> WHAT YOU NEED TO DO:
From the records below, copy the lines that include "items".

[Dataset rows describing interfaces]
========================

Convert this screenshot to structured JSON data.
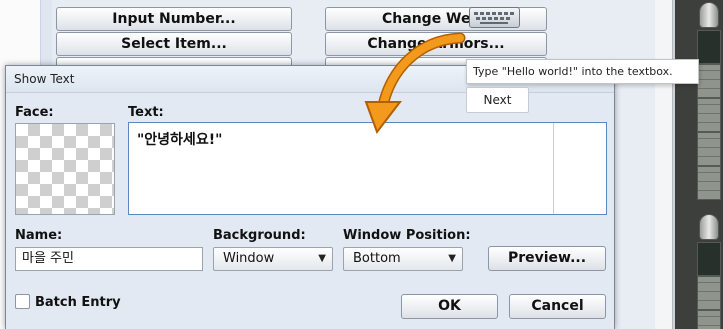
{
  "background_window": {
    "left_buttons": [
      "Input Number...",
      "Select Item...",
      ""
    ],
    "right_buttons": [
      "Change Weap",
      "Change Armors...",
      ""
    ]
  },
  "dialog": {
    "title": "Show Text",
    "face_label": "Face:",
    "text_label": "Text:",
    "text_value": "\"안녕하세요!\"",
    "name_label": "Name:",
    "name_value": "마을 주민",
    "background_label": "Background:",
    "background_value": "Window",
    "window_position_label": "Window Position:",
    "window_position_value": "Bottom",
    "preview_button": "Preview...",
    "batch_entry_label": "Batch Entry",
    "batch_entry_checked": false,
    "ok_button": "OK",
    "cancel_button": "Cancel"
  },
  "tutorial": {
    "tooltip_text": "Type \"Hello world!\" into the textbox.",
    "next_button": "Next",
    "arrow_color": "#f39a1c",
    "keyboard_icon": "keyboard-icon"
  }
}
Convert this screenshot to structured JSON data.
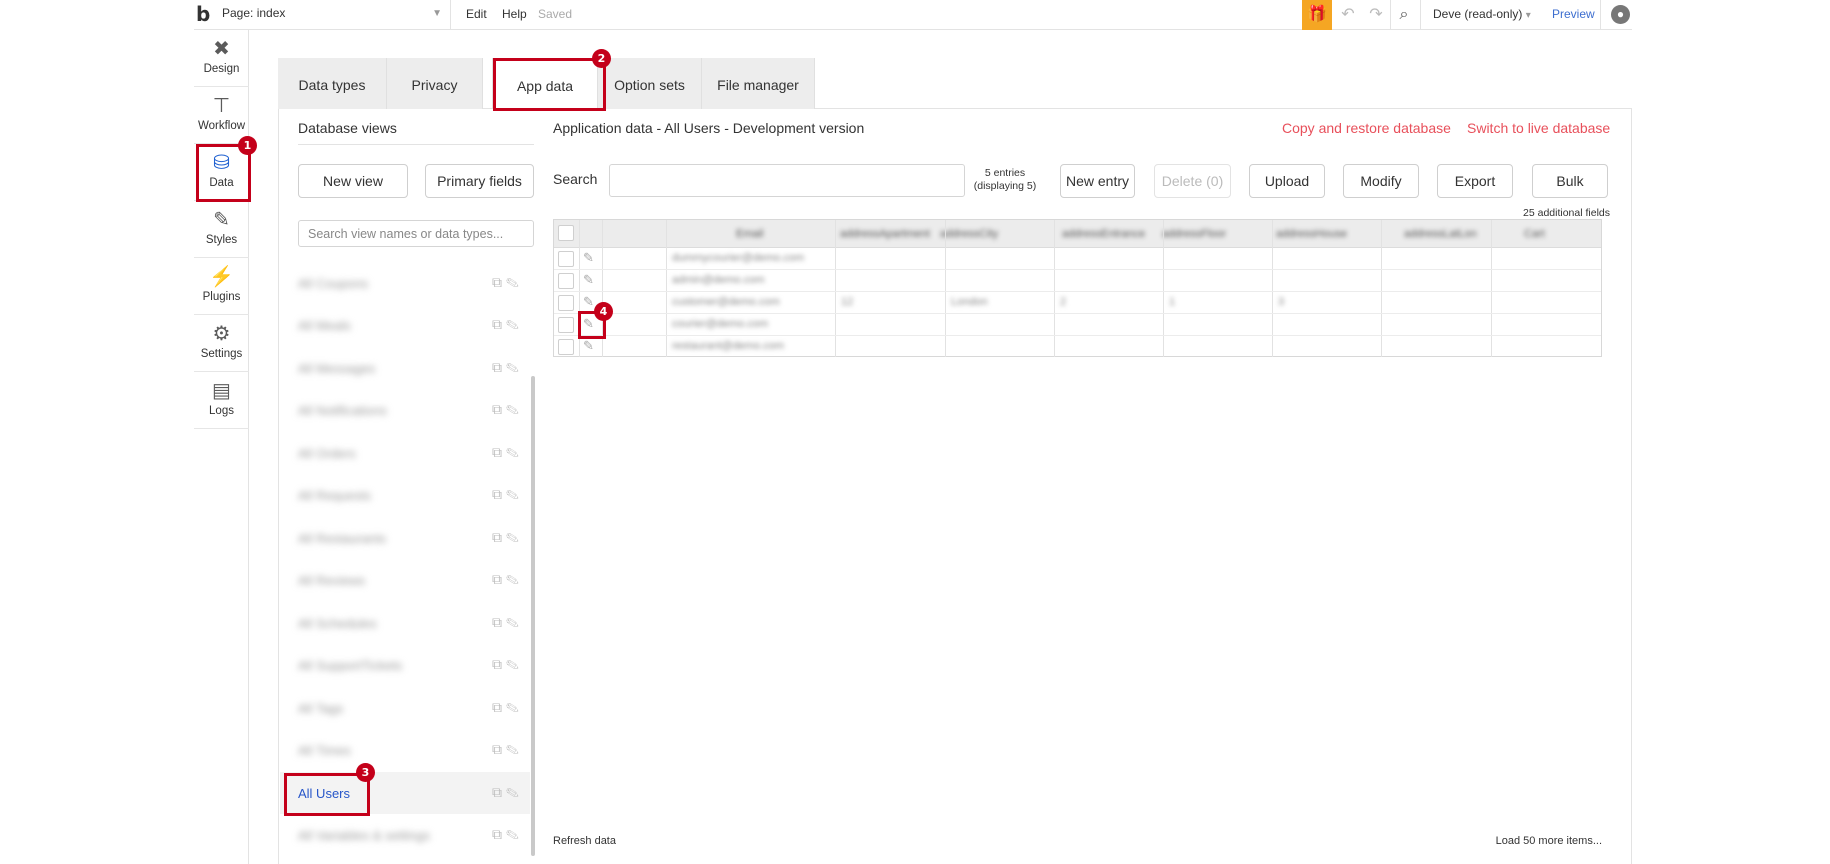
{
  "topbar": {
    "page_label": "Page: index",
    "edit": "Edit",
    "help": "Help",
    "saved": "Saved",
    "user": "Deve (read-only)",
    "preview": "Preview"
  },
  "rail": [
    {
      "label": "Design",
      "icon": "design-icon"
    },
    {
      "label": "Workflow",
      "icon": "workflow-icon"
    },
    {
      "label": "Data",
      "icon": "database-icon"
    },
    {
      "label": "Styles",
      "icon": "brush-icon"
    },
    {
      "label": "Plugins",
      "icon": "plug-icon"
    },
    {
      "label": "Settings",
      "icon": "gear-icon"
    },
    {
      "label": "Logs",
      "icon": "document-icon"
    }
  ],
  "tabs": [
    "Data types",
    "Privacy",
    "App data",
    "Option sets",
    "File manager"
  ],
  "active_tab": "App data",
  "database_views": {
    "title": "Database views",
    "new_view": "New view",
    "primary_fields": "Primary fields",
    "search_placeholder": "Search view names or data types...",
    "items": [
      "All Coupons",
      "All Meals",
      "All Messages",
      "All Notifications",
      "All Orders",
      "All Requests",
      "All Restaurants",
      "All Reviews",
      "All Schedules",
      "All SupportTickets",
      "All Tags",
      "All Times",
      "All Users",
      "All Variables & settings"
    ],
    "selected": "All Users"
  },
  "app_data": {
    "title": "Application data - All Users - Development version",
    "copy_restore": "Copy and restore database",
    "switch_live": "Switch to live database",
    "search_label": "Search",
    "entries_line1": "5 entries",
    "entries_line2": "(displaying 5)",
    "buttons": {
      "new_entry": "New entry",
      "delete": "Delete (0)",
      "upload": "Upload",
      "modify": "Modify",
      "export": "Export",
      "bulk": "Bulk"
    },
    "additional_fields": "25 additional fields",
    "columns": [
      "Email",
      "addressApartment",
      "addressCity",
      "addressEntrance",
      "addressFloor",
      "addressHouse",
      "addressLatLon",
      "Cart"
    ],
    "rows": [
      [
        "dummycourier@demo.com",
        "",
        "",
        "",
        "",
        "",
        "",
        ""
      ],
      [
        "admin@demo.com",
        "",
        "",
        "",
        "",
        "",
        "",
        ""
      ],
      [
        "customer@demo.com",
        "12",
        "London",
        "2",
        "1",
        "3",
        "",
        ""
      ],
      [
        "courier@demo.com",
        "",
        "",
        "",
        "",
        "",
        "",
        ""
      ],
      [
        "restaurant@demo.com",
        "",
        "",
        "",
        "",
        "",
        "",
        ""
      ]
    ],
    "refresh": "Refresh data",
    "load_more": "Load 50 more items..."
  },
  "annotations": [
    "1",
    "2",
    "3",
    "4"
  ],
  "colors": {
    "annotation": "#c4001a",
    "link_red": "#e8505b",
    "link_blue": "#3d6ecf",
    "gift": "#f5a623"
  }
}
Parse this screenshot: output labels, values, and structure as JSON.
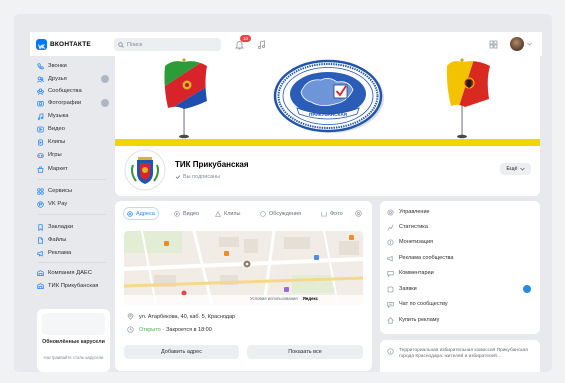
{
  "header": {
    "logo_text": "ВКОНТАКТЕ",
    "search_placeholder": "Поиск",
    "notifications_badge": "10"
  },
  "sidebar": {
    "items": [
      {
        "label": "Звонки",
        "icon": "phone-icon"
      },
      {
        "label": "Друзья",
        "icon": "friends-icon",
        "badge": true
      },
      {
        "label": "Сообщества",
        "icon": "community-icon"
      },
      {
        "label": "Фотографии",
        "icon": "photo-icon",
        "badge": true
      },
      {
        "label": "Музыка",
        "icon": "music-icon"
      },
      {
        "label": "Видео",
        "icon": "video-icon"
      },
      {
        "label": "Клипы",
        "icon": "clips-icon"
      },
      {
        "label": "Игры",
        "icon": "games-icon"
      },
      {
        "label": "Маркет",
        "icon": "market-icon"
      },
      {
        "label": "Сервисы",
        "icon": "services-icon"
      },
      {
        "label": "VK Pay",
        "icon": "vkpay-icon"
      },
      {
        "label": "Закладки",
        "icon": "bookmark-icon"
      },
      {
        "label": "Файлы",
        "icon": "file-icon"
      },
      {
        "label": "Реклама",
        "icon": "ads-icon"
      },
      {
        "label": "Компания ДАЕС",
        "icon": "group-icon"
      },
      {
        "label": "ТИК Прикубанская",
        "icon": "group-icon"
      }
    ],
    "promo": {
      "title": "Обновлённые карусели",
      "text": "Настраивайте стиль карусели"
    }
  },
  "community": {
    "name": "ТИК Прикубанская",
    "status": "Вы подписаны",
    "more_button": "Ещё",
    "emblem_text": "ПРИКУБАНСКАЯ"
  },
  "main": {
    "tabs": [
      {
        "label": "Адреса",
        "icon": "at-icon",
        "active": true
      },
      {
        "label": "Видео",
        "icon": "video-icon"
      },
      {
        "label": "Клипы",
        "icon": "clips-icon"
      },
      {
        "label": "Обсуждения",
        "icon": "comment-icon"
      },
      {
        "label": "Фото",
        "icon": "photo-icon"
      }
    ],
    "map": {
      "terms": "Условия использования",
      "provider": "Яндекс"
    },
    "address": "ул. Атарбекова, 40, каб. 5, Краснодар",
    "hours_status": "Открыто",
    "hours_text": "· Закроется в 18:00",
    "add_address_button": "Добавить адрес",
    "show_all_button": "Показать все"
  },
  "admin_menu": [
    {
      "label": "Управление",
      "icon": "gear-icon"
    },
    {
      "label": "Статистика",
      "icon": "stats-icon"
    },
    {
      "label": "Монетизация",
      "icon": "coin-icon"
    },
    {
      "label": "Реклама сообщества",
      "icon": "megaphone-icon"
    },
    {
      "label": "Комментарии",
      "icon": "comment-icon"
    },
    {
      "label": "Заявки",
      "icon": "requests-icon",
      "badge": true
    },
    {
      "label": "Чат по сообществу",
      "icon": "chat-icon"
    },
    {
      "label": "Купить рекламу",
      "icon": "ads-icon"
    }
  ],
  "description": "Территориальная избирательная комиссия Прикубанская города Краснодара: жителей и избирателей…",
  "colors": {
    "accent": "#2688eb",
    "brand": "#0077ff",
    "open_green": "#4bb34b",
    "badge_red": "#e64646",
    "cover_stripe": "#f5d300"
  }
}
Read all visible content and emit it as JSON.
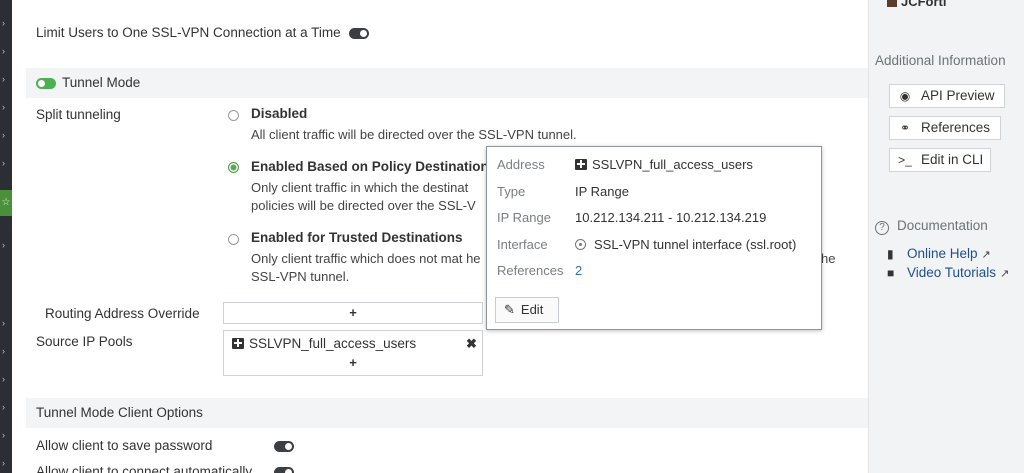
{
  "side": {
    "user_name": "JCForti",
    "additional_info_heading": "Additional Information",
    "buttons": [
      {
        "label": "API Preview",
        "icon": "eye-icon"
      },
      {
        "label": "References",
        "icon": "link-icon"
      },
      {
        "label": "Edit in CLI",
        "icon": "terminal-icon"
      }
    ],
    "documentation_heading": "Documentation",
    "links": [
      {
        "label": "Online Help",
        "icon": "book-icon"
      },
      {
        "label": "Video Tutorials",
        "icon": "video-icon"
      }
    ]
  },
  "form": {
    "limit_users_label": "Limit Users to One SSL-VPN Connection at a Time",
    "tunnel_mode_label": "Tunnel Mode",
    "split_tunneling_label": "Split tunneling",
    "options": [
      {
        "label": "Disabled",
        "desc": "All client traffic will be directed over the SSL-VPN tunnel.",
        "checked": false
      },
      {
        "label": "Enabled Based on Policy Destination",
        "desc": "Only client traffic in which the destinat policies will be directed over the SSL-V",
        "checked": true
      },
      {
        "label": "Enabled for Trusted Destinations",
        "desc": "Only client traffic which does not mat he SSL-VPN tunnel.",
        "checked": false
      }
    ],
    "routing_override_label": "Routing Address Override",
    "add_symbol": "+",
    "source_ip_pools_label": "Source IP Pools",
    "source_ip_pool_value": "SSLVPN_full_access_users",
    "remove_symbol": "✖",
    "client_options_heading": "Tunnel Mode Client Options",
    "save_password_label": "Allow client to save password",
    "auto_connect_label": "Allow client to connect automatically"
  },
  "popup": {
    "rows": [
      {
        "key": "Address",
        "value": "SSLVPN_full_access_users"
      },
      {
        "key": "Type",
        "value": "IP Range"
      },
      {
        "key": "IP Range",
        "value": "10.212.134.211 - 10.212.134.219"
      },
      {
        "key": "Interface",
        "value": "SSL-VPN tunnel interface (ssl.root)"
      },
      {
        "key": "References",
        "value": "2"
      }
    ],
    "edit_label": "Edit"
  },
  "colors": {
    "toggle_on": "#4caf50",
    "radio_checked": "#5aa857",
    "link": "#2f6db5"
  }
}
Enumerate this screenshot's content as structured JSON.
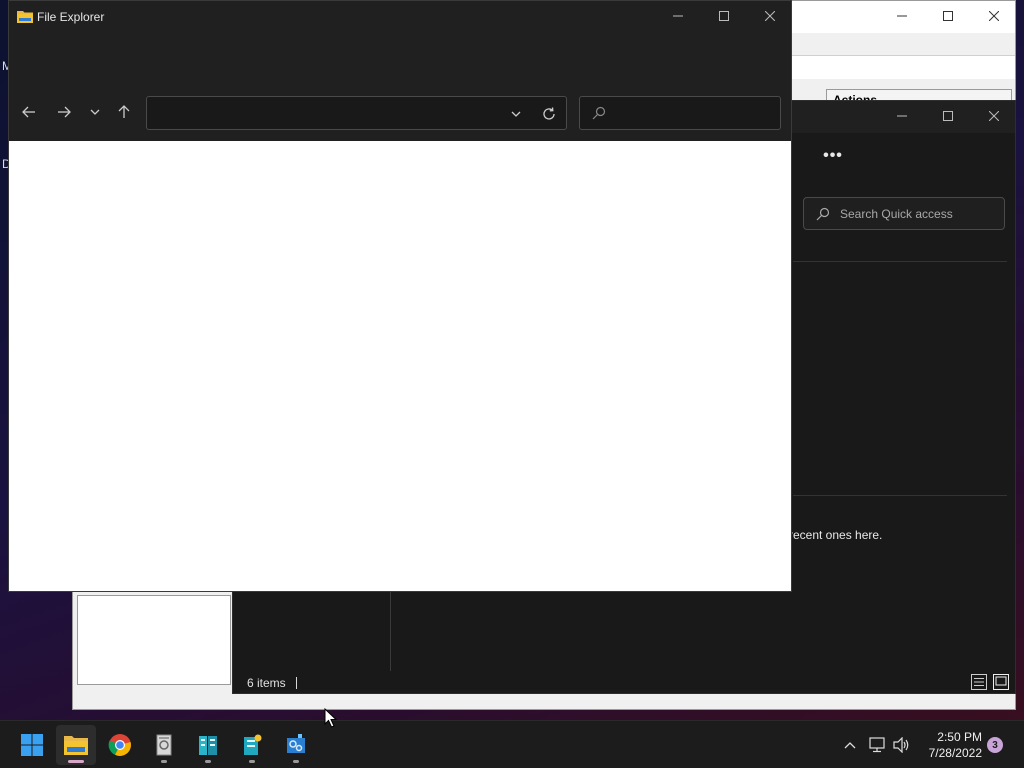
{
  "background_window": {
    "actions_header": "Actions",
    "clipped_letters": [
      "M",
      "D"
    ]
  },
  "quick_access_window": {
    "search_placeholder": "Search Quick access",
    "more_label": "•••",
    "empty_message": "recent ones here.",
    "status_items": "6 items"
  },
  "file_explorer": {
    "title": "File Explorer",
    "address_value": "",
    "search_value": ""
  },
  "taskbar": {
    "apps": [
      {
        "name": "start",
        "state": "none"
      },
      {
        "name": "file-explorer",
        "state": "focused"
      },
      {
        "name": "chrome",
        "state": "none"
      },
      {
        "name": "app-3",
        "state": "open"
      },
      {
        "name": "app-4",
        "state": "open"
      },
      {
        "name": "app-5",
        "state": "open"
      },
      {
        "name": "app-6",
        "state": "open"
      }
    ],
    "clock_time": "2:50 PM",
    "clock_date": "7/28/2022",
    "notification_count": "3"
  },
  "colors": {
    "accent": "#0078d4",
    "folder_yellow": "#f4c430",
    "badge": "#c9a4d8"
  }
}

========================

> ANSWER BOX:
    "items": [
    "load_more": "Load 50 more items..."
    "items": [
    "status_items": "6 items"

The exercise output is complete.